Tatem Burns completed her thesis on the distinct psychological experiences of negotiators in the context of gender and individual difference variables . Her research interests include how gender and individual differences influence negotiation, and how to inform intervention in these areas to improve employee experiences in negotiation and the workplace. In her spare time, Tatem can be found in the yoga studio, rollerblading along the Lake Front Trail, or challenging her cooking skills with a new recipe.
Amber Cotton received the APS 2020 Psychological Science and Entrepreneurship Award for her research on how Black female entrepreneurs maintain work-life boundaries and balance.
Here is an excerpt from an interview on her research:
Amber S. Rouse and Alice F. Stuhlmacher (DePaul University)
Individuals turn to entrepreneurship for many reasons and have different approaches to managing their boundaries between their work and family lives. Rouse and Stuhlmacher found that black female entrepreneurs clustered into five distinct boundary management profiles. These profiles influenced reported family balance effectiveness and career satisfaction, but not family balance satisfaction and life satisfaction.
What drew you to this research?
I entered into graduate school with a desire to study and conduct research in the area of work and family.
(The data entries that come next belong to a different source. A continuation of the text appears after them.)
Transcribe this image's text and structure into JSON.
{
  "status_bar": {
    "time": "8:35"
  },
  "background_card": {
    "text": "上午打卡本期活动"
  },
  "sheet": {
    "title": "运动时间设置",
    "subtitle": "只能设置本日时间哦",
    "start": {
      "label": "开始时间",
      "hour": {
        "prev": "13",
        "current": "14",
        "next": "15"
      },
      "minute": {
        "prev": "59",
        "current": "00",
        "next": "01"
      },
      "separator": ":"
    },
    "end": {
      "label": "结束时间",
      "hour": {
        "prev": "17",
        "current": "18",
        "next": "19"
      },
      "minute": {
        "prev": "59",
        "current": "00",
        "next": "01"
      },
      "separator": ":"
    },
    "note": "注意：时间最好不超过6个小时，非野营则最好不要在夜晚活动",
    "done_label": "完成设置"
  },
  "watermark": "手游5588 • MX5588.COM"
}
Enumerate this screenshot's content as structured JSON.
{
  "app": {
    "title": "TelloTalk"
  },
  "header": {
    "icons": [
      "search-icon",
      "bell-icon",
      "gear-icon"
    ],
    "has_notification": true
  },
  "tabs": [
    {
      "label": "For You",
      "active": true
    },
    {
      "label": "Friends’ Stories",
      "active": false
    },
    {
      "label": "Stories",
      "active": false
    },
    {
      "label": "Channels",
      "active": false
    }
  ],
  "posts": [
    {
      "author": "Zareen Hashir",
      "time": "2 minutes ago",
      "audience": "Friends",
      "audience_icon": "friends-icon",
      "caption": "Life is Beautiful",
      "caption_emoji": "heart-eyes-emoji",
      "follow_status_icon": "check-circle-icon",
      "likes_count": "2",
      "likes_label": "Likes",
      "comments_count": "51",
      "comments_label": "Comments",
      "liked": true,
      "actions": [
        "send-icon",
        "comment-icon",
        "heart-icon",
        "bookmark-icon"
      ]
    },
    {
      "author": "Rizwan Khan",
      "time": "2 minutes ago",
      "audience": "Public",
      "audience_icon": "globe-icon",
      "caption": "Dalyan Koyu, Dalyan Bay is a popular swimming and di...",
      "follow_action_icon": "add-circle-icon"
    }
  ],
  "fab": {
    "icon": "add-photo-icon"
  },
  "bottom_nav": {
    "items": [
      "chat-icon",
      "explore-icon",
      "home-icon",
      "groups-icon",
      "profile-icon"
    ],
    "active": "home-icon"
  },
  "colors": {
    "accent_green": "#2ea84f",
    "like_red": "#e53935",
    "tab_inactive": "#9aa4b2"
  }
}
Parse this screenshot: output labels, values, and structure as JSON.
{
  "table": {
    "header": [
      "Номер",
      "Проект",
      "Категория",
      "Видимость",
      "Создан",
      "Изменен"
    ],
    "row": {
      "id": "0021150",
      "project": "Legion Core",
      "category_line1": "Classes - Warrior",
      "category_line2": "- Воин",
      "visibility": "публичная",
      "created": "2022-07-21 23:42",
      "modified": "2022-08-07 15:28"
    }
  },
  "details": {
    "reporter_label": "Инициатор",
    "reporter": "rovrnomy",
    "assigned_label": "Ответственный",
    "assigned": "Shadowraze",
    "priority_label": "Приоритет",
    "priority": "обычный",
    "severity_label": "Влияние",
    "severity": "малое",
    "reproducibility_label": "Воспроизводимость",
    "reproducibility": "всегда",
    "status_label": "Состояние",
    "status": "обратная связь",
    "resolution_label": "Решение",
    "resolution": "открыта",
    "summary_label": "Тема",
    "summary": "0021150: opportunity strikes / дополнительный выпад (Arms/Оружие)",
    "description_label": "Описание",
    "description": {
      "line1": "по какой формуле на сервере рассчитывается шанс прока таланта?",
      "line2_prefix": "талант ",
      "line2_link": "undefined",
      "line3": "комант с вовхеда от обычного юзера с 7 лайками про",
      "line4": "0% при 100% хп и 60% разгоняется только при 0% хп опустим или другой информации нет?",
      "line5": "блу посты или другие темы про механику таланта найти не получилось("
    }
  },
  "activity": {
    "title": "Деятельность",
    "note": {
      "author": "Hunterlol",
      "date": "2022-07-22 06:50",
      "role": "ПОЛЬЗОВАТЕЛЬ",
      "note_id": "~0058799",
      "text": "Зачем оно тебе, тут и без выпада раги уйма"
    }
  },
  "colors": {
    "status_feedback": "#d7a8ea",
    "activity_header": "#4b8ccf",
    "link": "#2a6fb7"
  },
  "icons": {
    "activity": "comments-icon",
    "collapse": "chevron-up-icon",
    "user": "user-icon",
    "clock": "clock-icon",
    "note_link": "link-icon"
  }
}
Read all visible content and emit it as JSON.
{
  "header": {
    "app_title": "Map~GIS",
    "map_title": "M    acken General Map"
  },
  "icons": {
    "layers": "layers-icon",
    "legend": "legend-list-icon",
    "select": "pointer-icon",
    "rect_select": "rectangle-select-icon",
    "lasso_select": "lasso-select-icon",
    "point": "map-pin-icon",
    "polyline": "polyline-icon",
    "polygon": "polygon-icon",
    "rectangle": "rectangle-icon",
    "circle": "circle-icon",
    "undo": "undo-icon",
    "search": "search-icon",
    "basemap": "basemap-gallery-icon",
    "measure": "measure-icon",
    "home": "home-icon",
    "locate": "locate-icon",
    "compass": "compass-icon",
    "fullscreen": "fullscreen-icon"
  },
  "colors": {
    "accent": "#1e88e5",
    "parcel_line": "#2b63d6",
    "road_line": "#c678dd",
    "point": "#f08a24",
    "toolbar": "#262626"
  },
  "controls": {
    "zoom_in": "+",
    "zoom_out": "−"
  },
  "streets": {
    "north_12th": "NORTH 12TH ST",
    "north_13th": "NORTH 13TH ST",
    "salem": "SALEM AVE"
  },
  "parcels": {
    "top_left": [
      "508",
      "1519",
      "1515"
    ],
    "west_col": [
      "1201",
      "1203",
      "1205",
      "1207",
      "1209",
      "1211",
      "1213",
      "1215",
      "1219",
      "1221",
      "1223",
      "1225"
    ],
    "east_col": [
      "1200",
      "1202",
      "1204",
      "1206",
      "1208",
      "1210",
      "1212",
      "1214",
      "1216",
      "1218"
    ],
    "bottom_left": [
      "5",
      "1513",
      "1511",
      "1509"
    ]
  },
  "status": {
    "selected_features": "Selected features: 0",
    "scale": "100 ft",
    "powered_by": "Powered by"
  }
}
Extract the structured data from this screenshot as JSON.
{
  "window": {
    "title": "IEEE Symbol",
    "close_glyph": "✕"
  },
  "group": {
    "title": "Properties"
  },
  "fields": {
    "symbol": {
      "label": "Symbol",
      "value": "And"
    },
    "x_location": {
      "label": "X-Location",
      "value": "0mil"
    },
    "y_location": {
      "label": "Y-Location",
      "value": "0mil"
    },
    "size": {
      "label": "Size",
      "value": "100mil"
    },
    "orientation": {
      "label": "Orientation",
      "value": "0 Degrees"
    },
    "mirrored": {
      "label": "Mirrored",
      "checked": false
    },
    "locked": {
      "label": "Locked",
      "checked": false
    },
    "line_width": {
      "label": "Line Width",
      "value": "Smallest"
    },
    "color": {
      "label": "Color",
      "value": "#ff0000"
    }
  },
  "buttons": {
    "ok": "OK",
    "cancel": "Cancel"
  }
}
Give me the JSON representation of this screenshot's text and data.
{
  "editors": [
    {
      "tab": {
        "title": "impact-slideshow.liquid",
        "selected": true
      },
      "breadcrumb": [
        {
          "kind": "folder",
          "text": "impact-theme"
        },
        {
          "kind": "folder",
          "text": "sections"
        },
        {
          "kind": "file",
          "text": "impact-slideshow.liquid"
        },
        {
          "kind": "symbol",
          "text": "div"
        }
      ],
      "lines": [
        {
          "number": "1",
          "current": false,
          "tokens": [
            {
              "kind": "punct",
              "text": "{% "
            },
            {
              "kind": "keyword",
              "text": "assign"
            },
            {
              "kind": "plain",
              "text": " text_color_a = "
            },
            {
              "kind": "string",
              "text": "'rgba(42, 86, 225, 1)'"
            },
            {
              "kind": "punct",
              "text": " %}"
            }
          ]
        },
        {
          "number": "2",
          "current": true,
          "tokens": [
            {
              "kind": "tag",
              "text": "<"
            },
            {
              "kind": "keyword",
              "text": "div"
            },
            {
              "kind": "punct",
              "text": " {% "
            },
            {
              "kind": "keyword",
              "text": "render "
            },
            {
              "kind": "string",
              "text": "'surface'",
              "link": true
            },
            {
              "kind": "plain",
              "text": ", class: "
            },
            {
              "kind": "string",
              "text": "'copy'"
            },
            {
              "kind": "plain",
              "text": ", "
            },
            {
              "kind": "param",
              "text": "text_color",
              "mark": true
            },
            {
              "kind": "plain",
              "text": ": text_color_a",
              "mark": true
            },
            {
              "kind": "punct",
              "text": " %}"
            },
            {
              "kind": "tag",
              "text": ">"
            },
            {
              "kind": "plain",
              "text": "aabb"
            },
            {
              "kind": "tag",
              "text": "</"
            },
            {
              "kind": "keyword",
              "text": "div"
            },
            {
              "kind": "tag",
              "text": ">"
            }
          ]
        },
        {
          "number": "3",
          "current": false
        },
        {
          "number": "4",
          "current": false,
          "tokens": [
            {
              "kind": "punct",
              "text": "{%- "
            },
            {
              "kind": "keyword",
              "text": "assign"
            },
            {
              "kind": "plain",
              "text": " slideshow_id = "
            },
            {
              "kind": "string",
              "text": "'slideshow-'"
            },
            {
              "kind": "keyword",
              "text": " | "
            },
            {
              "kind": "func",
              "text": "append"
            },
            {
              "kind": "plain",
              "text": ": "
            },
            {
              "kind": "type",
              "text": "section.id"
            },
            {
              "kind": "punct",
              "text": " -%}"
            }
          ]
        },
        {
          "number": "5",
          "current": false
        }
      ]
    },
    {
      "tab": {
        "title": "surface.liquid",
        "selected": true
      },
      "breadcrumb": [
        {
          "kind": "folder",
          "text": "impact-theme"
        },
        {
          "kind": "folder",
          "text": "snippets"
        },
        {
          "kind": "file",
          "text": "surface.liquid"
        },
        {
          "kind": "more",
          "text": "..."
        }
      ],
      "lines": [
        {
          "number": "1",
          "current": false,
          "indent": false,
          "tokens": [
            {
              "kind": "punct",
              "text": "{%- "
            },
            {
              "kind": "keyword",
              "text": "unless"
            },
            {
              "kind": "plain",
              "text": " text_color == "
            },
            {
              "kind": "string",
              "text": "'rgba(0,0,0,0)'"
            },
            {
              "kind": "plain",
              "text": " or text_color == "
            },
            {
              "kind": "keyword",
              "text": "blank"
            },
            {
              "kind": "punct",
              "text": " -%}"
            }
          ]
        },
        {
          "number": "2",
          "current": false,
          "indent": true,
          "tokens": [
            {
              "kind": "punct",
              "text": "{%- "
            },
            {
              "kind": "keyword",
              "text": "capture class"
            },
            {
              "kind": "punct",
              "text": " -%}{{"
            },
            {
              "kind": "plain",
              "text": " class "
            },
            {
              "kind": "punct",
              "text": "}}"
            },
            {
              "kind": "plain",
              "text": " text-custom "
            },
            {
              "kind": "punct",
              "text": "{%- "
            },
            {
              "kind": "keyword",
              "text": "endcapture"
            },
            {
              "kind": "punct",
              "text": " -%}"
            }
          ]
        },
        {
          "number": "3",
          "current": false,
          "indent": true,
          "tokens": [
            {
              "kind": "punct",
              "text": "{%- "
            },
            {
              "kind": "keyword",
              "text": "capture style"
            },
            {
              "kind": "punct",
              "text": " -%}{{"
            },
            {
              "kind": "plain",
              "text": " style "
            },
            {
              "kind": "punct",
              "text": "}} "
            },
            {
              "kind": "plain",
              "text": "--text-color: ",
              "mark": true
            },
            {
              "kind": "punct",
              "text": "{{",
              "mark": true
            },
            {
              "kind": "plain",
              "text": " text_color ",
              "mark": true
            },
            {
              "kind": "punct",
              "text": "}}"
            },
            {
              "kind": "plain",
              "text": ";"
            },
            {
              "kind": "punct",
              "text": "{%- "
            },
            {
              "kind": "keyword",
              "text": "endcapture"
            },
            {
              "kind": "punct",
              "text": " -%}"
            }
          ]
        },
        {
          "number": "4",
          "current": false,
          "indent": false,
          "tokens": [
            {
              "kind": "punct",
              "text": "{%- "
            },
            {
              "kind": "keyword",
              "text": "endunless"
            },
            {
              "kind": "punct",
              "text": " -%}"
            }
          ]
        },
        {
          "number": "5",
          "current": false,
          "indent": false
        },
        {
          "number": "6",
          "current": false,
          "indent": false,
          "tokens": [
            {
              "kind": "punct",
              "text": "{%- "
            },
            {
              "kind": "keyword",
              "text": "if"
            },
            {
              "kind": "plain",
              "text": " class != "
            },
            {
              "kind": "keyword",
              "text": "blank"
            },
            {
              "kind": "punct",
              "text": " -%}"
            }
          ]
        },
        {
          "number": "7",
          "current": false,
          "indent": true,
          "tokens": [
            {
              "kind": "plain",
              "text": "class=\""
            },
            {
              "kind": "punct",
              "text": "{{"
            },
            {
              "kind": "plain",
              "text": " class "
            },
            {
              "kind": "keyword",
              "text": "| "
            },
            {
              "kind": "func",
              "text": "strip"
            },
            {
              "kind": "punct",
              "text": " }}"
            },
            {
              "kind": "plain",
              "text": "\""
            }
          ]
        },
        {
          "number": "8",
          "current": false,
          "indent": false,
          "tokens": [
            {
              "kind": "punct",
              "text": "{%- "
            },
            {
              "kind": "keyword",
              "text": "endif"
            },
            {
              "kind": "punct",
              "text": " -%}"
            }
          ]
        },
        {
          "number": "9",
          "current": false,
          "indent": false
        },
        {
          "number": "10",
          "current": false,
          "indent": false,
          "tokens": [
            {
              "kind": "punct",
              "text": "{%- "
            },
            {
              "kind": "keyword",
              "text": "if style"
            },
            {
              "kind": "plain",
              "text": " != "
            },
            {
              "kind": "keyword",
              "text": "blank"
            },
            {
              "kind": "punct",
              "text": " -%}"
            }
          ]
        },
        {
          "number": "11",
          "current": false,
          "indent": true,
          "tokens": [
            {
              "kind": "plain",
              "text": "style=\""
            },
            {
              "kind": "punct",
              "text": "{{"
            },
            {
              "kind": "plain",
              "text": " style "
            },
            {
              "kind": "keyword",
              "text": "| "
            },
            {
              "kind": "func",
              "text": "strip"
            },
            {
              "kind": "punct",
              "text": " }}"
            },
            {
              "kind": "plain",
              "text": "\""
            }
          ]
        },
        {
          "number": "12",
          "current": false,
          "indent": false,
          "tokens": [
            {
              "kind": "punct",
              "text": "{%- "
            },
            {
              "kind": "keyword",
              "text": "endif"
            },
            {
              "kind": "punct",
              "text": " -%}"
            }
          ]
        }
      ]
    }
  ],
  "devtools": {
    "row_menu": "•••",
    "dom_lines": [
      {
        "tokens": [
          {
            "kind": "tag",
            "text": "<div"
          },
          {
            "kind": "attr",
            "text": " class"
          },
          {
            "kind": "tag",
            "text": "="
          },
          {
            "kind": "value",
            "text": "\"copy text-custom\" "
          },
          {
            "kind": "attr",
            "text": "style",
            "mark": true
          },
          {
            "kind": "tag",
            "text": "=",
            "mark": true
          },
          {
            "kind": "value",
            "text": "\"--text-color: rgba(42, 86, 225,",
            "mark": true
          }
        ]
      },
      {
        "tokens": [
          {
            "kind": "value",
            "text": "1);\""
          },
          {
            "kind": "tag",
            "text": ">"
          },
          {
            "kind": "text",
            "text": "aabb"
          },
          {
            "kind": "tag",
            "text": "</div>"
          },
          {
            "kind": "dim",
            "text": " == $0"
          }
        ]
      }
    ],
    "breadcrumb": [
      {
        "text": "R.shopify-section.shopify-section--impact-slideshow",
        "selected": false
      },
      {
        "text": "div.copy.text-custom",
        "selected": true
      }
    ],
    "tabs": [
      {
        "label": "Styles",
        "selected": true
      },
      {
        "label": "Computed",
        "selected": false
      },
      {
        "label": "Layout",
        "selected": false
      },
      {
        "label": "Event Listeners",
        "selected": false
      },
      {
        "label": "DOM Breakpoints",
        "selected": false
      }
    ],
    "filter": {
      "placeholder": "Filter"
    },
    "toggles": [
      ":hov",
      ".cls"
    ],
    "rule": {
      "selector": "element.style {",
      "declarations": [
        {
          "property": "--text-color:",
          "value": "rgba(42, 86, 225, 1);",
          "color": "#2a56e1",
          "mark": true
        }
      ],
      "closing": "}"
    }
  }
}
I have always been interested in understanding how work and family intersect. Once I began studying the topic, I noticed that very limited research exists that focused on the experiences of nontraditional workers (e.g., those who decide to pursue entrepreneurship) and ethnic minorities. So I decided to combine these two areas by focusing on how Black female entrepreneurs manage the boundaries between their work and family lives.
What did the research reveal that you didn’t already know?
One of the key findings of my research revealed that although Black female entrepreneurs in this sample reported being generally satisfied with their work-family balance, Black female entrepreneurs also cited significant barriers in obtaining necessary resources for their businesses including limited funding, training, and education on entrepreneurship. This suggests that more can and may need to be done to assist these women as they journey into entrepreneurship.
What are your plans going forward?
My plans are to continue pursuing research in this area to help broaden our understanding of the unique experiences of minority entrepreneurs. I would also like to offer training and consultation services to minority entrepreneurs to assist them in developing skills to effectively manage both their work and family lives.